Artist: Simpson, William (1823-1899)
This chromolithograph is taken from plate 46 of William Simpson's 'India: Ancient and Modern'. Simla (the present-day capital of Himachal Pradesh) was the largest of the Indian hill-stations and derives its name from the mountain goddess Shyamla Devi. Discovered by the British in 1819 after it had been recovered from the Gurkhas of Nepal, its temperate climate and spectacular scenery made it popular with British residents of India by the 1820s. It even became the summer capital when the Governor General began to take his council there to escape the intense heat of Calcutta 1,300 miles away.

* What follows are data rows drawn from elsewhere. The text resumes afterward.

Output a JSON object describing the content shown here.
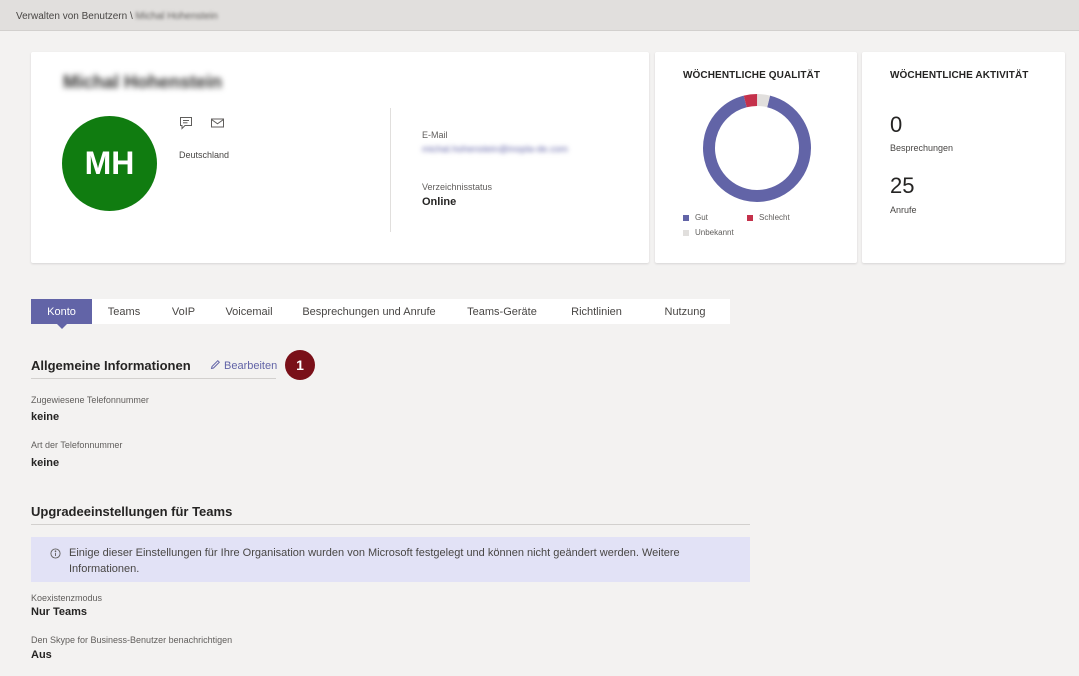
{
  "breadcrumb": {
    "parent": "Verwalten von Benutzern",
    "separator": "\\",
    "current": "Michal Hohenstein"
  },
  "profile": {
    "name": "Michal Hohenstein",
    "initials": "MH",
    "avatar_color": "#107c10",
    "country": "Deutschland",
    "icons": [
      "chat-icon",
      "mail-icon"
    ],
    "email_label": "E-Mail",
    "email_value": "michal.hohenstein@inopla-de.com",
    "directory_status_label": "Verzeichnisstatus",
    "directory_status_value": "Online"
  },
  "quality": {
    "title": "WÖCHENTLICHE QUALITÄT",
    "legend": {
      "good": "Gut",
      "bad": "Schlecht",
      "unknown": "Unbekannt"
    },
    "colors": {
      "good": "#6264a7",
      "bad": "#c4314b",
      "unknown": "#e1dfdd"
    }
  },
  "chart_data": {
    "type": "pie",
    "categories": [
      "Gut",
      "Schlecht",
      "Unbekannt"
    ],
    "values": [
      92,
      4,
      4
    ],
    "title": "WÖCHENTLICHE QUALITÄT",
    "legend_position": "bottom"
  },
  "activity": {
    "title": "WÖCHENTLICHE AKTIVITÄT",
    "meetings_count": "0",
    "meetings_label": "Besprechungen",
    "calls_count": "25",
    "calls_label": "Anrufe"
  },
  "tabs": [
    {
      "label": "Konto",
      "active": true
    },
    {
      "label": "Teams"
    },
    {
      "label": "VoIP"
    },
    {
      "label": "Voicemail"
    },
    {
      "label": "Besprechungen und Anrufe"
    },
    {
      "label": "Teams-Geräte"
    },
    {
      "label": "Richtlinien"
    },
    {
      "label": "Nutzung"
    }
  ],
  "general": {
    "title": "Allgemeine Informationen",
    "edit_label": "Bearbeiten",
    "badge": "1",
    "phone_label": "Zugewiesene Telefonnummer",
    "phone_value": "keine",
    "phone_type_label": "Art der Telefonnummer",
    "phone_type_value": "keine"
  },
  "upgrade": {
    "title": "Upgradeeinstellungen für Teams",
    "info_text": "Einige dieser Einstellungen für Ihre Organisation wurden von Microsoft festgelegt und können nicht geändert werden. Weitere Informationen.",
    "coexistence_label": "Koexistenzmodus",
    "coexistence_value": "Nur Teams",
    "notify_label": "Den Skype for Business-Benutzer benachrichtigen",
    "notify_value": "Aus"
  }
}
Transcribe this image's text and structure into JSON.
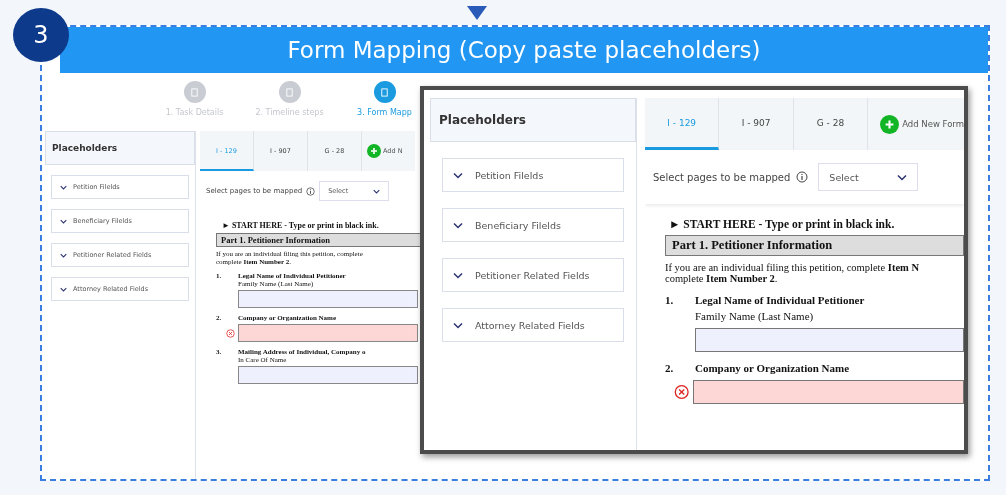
{
  "step_badge": "3",
  "banner": {
    "title": "Form Mapping (Copy paste placeholders)"
  },
  "background_screen": {
    "stepper": [
      {
        "label": "1. Task Details",
        "selected": false
      },
      {
        "label": "2. Timeline steps",
        "selected": false
      },
      {
        "label": "3. Form Mapp",
        "selected": true
      }
    ],
    "placeholders": {
      "title": "Placeholders",
      "items": [
        "Petition Filelds",
        "Beneficiary Filelds",
        "Petitioner Related Fields",
        "Attorney Related Fields"
      ]
    },
    "tabs": [
      {
        "label": "I - 129",
        "selected": true
      },
      {
        "label": "I - 907",
        "selected": false
      },
      {
        "label": "G - 28",
        "selected": false
      }
    ],
    "add_form": "Add N",
    "page_select": {
      "label": "Select pages to be mapped",
      "placeholder": "Select"
    },
    "form": {
      "start": "► START HERE - Type or print in black ink.",
      "part": "Part 1.   Petitioner Information",
      "intro_lines": [
        "If you are an individual filing this petition, complete",
        "complete **Item Number 2**."
      ],
      "questions": [
        {
          "number": "1.",
          "title": "Legal Name of Individual Petitioner",
          "field_label": "Family Name (Last Name)",
          "error": false
        },
        {
          "number": "2.",
          "title": "Company or Organization Name",
          "error": true
        },
        {
          "number": "3.",
          "title": "Mailing Address of Individual, Company o",
          "field_label": "In Care Of Name",
          "error": false
        }
      ]
    }
  },
  "zoomed_view": {
    "placeholders": {
      "title": "Placeholders",
      "items": [
        "Petition Filelds",
        "Beneficiary Filelds",
        "Petitioner Related Fields",
        "Attorney Related Fields"
      ]
    },
    "tabs": [
      {
        "label": "I - 129",
        "selected": true
      },
      {
        "label": "I - 907",
        "selected": false
      },
      {
        "label": "G - 28",
        "selected": false
      }
    ],
    "add_form": "Add New Form",
    "page_select": {
      "label": "Select pages to be mapped",
      "placeholder": "Select"
    },
    "form": {
      "start": "► START HERE - Type or print in black ink.",
      "part": "Part 1.   Petitioner Information",
      "intro_lines": [
        "If you are an individual filing this petition, complete **Item N**",
        "complete **Item Number 2**."
      ],
      "questions": [
        {
          "number": "1.",
          "title": "Legal Name of Individual Petitioner",
          "field_label": "Family Name (Last Name)",
          "error": false
        },
        {
          "number": "2.",
          "title": "Company or Organization Name",
          "error": true
        }
      ]
    }
  }
}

Foreign travellers called Simla the 'English Convalescent Station'. They were surprised by the rigid etiquette observed there, which was often in great contrast to the conditions they had encountered while travelling.